* **Your objective**
Filter the listing below, keeping every line that holds "fraction".
Segment Start: Data to use
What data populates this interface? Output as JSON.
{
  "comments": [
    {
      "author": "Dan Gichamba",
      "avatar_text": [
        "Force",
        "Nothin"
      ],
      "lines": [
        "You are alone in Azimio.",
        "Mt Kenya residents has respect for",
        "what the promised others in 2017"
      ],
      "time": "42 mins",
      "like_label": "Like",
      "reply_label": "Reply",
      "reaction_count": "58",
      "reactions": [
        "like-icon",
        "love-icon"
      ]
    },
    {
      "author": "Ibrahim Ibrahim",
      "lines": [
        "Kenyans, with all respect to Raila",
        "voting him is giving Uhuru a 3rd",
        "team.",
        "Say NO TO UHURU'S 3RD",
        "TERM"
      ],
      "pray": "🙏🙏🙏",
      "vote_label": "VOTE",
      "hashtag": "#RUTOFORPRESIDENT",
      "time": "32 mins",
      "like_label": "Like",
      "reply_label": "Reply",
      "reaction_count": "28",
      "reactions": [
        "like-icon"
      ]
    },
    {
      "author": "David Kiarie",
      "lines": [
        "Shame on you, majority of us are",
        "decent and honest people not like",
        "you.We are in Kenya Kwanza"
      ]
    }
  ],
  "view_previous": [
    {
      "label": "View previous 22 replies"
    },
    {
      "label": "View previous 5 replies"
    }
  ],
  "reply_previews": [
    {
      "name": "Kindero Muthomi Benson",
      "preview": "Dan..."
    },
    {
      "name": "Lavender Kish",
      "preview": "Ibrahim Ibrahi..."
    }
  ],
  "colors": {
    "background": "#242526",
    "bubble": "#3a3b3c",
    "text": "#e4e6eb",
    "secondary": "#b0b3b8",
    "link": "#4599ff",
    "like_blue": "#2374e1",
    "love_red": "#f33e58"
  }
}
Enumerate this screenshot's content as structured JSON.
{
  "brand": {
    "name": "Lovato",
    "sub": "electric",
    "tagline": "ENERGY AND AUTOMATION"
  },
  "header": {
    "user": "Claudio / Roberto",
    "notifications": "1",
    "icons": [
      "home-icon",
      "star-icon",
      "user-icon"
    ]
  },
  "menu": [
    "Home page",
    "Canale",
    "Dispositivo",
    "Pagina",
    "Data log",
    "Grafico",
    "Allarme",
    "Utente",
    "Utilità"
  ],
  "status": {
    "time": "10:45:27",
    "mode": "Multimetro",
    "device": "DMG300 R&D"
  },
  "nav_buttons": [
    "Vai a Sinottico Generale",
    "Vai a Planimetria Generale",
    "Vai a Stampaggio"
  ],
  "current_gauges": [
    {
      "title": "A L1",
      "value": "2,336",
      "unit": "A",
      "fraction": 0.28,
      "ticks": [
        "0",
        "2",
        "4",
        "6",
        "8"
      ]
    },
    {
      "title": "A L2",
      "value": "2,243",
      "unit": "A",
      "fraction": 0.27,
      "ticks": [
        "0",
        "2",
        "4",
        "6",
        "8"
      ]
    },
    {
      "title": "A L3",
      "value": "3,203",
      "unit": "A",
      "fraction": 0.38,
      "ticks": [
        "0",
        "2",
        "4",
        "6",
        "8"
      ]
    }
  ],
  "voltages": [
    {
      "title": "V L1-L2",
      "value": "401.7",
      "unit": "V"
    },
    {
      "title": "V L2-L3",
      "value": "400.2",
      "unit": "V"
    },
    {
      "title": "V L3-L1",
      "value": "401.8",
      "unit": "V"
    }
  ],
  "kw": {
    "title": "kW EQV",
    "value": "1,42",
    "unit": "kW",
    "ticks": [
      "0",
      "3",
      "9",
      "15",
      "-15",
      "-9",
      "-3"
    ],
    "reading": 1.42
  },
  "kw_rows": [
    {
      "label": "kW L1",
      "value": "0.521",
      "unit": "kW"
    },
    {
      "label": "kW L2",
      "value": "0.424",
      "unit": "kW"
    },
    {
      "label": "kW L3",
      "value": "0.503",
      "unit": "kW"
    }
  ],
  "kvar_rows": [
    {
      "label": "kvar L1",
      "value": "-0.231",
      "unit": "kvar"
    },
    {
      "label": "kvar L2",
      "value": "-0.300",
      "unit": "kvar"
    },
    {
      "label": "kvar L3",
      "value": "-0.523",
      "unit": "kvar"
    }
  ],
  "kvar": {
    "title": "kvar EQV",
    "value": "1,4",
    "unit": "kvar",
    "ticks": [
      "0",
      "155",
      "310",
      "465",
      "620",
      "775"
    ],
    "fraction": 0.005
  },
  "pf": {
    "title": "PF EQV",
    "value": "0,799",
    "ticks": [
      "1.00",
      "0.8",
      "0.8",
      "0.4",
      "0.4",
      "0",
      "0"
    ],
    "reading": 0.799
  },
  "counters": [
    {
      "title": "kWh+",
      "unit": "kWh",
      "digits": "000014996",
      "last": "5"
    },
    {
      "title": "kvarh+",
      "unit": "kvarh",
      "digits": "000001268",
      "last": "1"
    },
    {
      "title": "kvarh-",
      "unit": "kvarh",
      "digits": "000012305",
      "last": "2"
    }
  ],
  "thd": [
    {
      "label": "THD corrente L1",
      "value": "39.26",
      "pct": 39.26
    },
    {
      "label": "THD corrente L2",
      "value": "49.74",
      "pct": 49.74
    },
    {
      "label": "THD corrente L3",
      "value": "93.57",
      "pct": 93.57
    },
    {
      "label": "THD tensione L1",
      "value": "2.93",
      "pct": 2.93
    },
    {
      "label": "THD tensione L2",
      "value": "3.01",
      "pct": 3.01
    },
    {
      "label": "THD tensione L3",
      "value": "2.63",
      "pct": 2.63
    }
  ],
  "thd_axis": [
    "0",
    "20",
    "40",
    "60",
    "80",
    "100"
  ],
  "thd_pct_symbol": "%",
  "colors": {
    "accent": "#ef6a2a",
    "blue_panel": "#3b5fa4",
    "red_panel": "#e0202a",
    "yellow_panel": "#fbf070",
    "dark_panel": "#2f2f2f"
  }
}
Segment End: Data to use
* **Answer to this problem**
      "fraction": 0.28,
      "fraction": 0.27,
      "fraction": 0.38,
    "fraction": 0.005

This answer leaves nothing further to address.